* [Goal of the exercise]: Skip the pictures and repeat each line of the data exactly.

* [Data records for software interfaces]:
————
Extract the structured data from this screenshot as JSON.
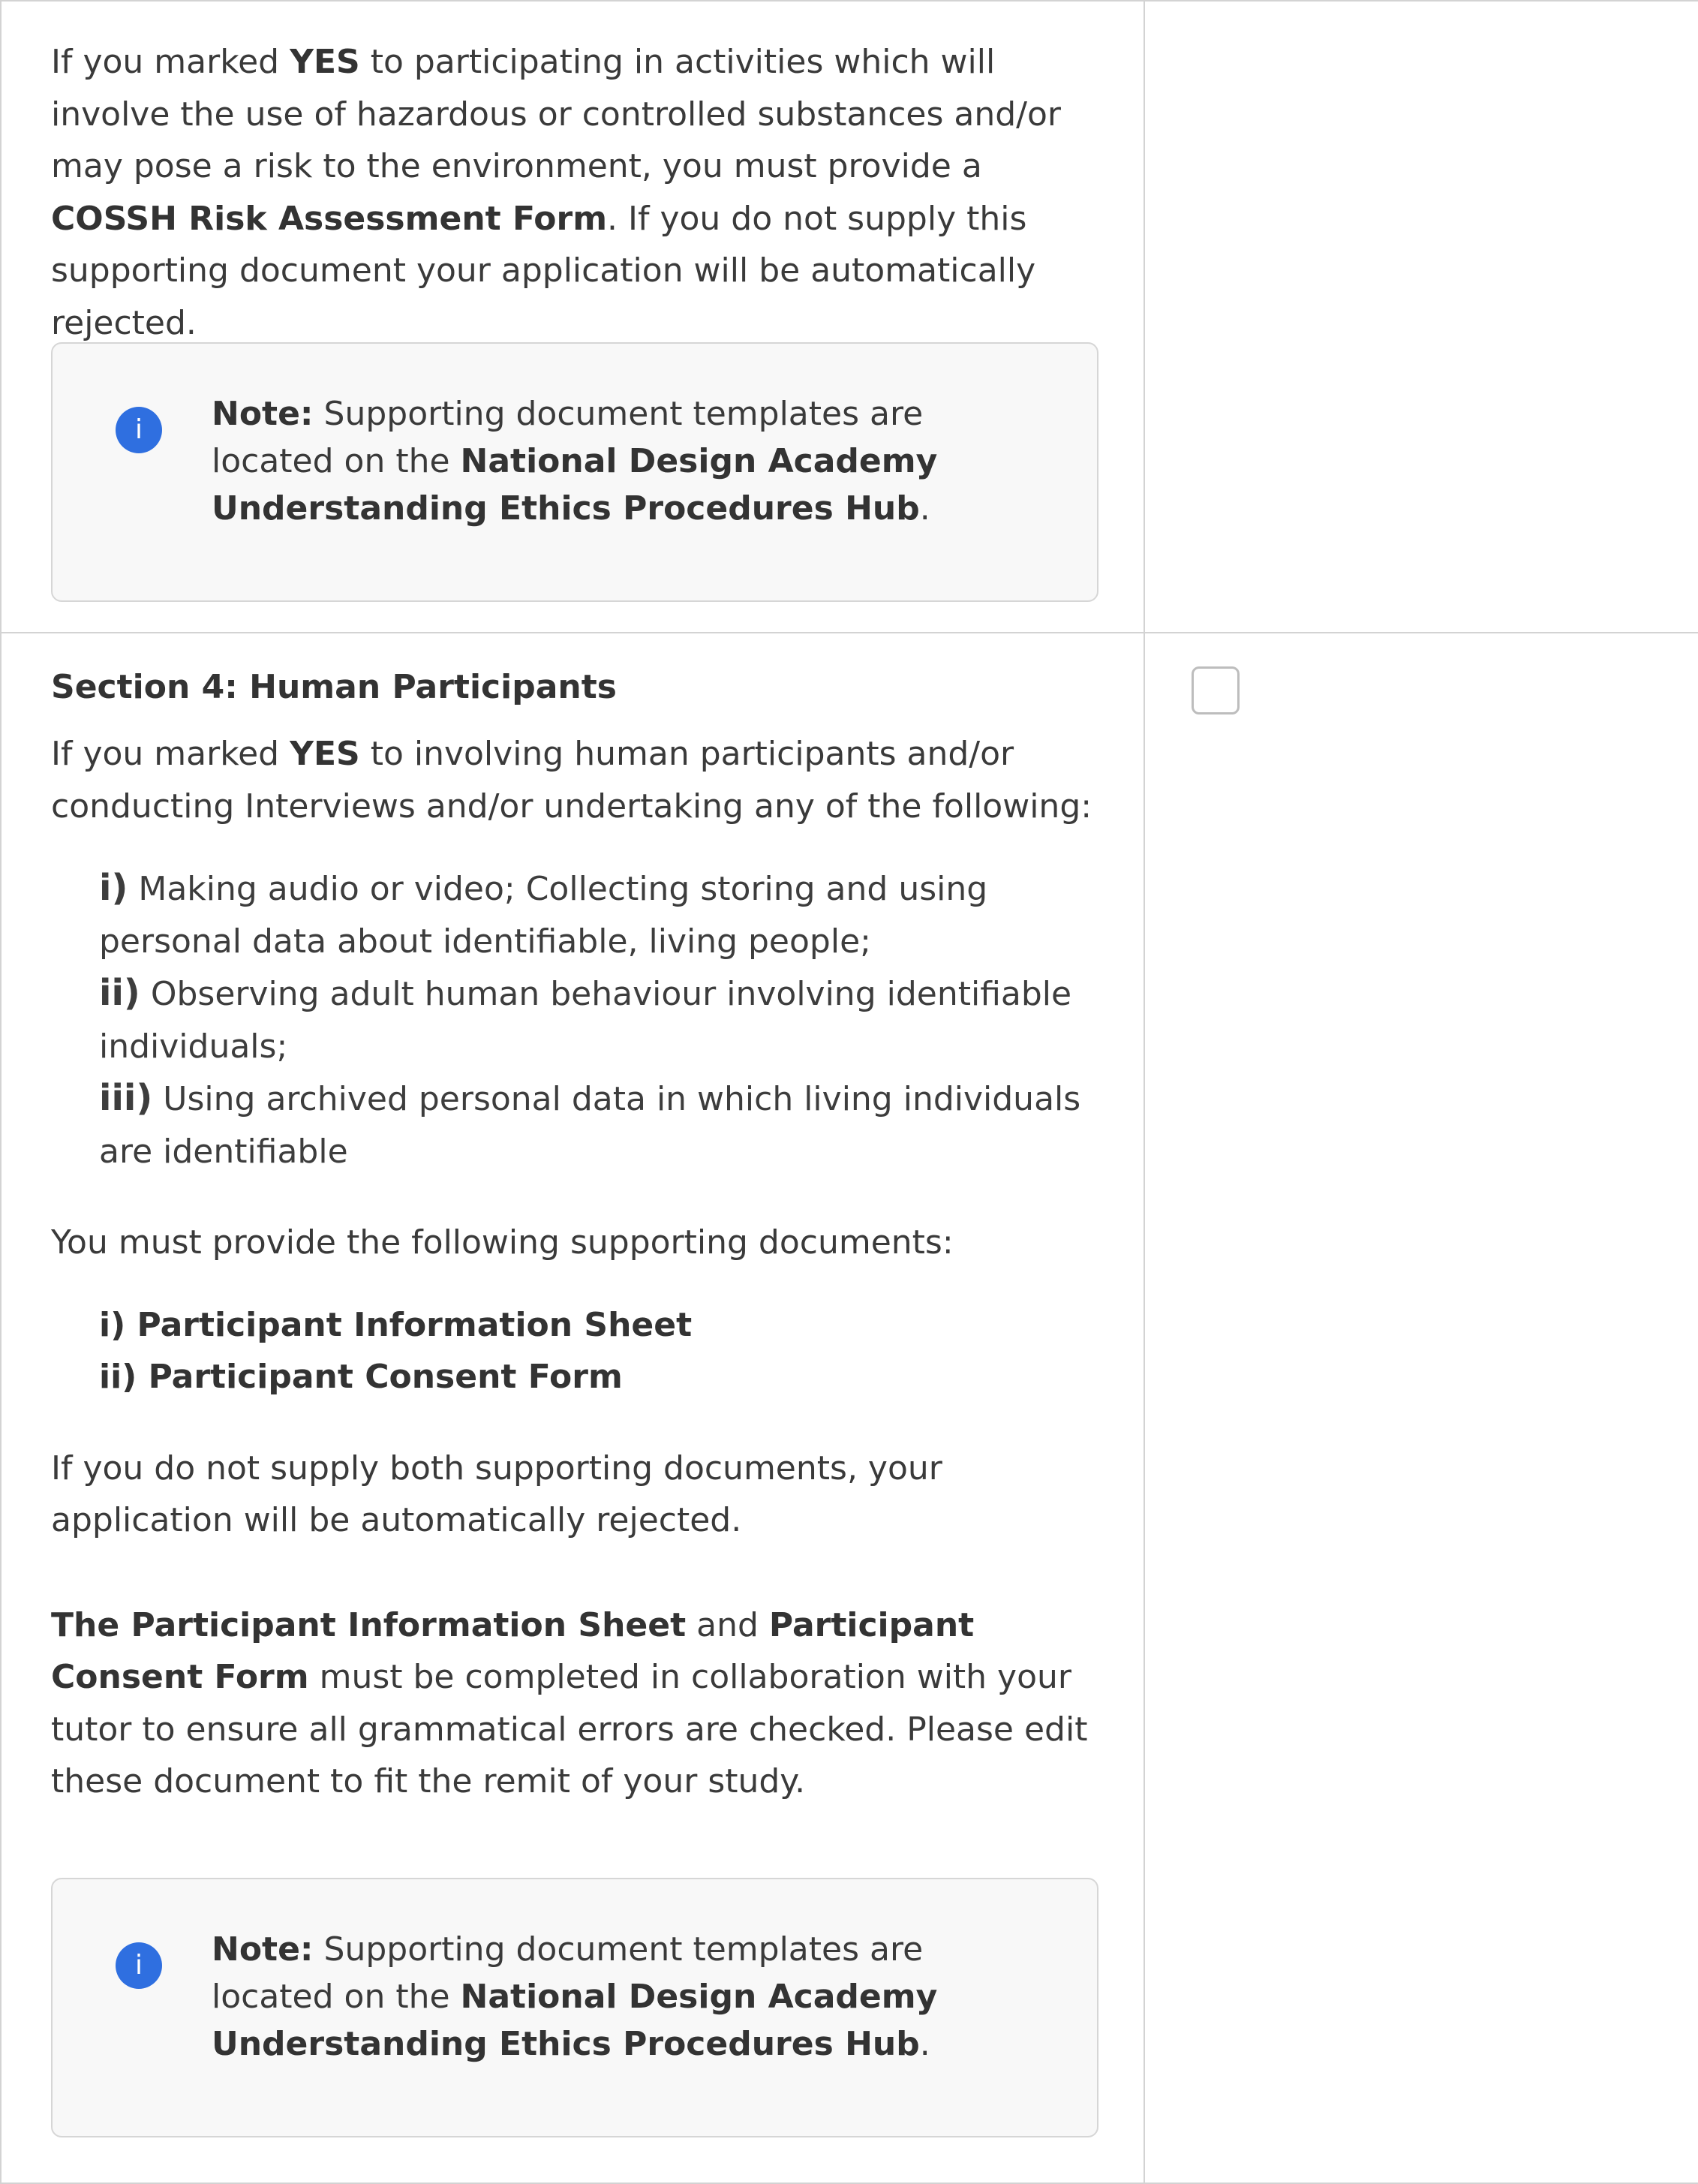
{
  "row1": {
    "para": {
      "t1": "If you marked ",
      "yes": "YES",
      "t2": " to participating in activities which will involve the use of hazardous or controlled substances and/or may pose a risk to the environment, you must provide a ",
      "form": "COSSH Risk Assessment Form",
      "t3": ". If you do not supply this supporting document your application will be automatically rejected."
    },
    "note": {
      "label": "Note:",
      "t1": " Supporting document templates are located on the ",
      "hub": "National Design Academy Understanding Ethics Procedures Hub",
      "t2": "."
    }
  },
  "row2": {
    "heading": "Section 4: Human Participants",
    "intro": {
      "t1": "If you marked ",
      "yes": "YES",
      "t2": " to involving human participants and/or conducting Interviews and/or undertaking any of the following:"
    },
    "activities": [
      {
        "num": "i)",
        "text": " Making audio or video; Collecting storing and using personal data about identifiable, living people;"
      },
      {
        "num": "ii)",
        "text": "  Observing adult human behaviour involving identifiable individuals;"
      },
      {
        "num": "iii)",
        "text": " Using archived personal data in which living individuals are identifiable"
      }
    ],
    "must_provide": "You must provide the following supporting documents:",
    "documents": [
      "i) Participant Information Sheet",
      "ii) Participant Consent Form"
    ],
    "reject": "If you do not supply both supporting documents, your application will be automatically rejected.",
    "collab": {
      "pis": "The Participant Information Sheet",
      "and": " and ",
      "pcf": "Participant Consent Form",
      "t1": " must be completed in collaboration with your tutor to ensure all grammatical errors are checked. Please edit these document to fit the remit of your study."
    },
    "note": {
      "label": "Note:",
      "t1": " Supporting document templates are located on the ",
      "hub": "National Design Academy Understanding Ethics Procedures Hub",
      "t2": "."
    }
  },
  "icons": {
    "info": "i"
  },
  "colors": {
    "info_icon": "#2f6fe0",
    "border": "#d3d3d3",
    "note_bg": "#f8f8f8"
  }
}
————
* [Exercise response]:
Extract the structured data from this screenshot as JSON.
{
  "row1": {
    "para": {
      "t1": "If you marked ",
      "yes": "YES",
      "t2": " to participating in activities which will involve the use of hazardous or controlled substances and/or may pose a risk to the environment, you must provide a ",
      "form": "COSSH Risk Assessment Form",
      "t3": ". If you do not supply this supporting document your application will be automatically rejected."
    },
    "note": {
      "label": "Note:",
      "t1": " Supporting document templates are located on the ",
      "hub": "National Design Academy Understanding Ethics Procedures Hub",
      "t2": "."
    }
  },
  "row2": {
    "heading": "Section 4: Human Participants",
    "intro": {
      "t1": "If you marked ",
      "yes": "YES",
      "t2": " to involving human participants and/or conducting Interviews and/or undertaking any of the following:"
    },
    "activities": [
      {
        "num": "i)",
        "text": " Making audio or video; Collecting storing and using personal data about identifiable, living people;"
      },
      {
        "num": "ii)",
        "text": "  Observing adult human behaviour involving identifiable individuals;"
      },
      {
        "num": "iii)",
        "text": " Using archived personal data in which living individuals are identifiable"
      }
    ],
    "must_provide": "You must provide the following supporting documents:",
    "documents": [
      "i) Participant Information Sheet",
      "ii) Participant Consent Form"
    ],
    "reject": "If you do not supply both supporting documents, your application will be automatically rejected.",
    "collab": {
      "pis": "The Participant Information Sheet",
      "and": " and ",
      "pcf": "Participant Consent Form",
      "t1": " must be completed in collaboration with your tutor to ensure all grammatical errors are checked. Please edit these document to fit the remit of your study."
    },
    "note": {
      "label": "Note:",
      "t1": " Supporting document templates are located on the ",
      "hub": "National Design Academy Understanding Ethics Procedures Hub",
      "t2": "."
    }
  },
  "icons": {
    "info": "i"
  },
  "colors": {
    "info_icon": "#2f6fe0",
    "border": "#d3d3d3",
    "note_bg": "#f8f8f8"
  }
}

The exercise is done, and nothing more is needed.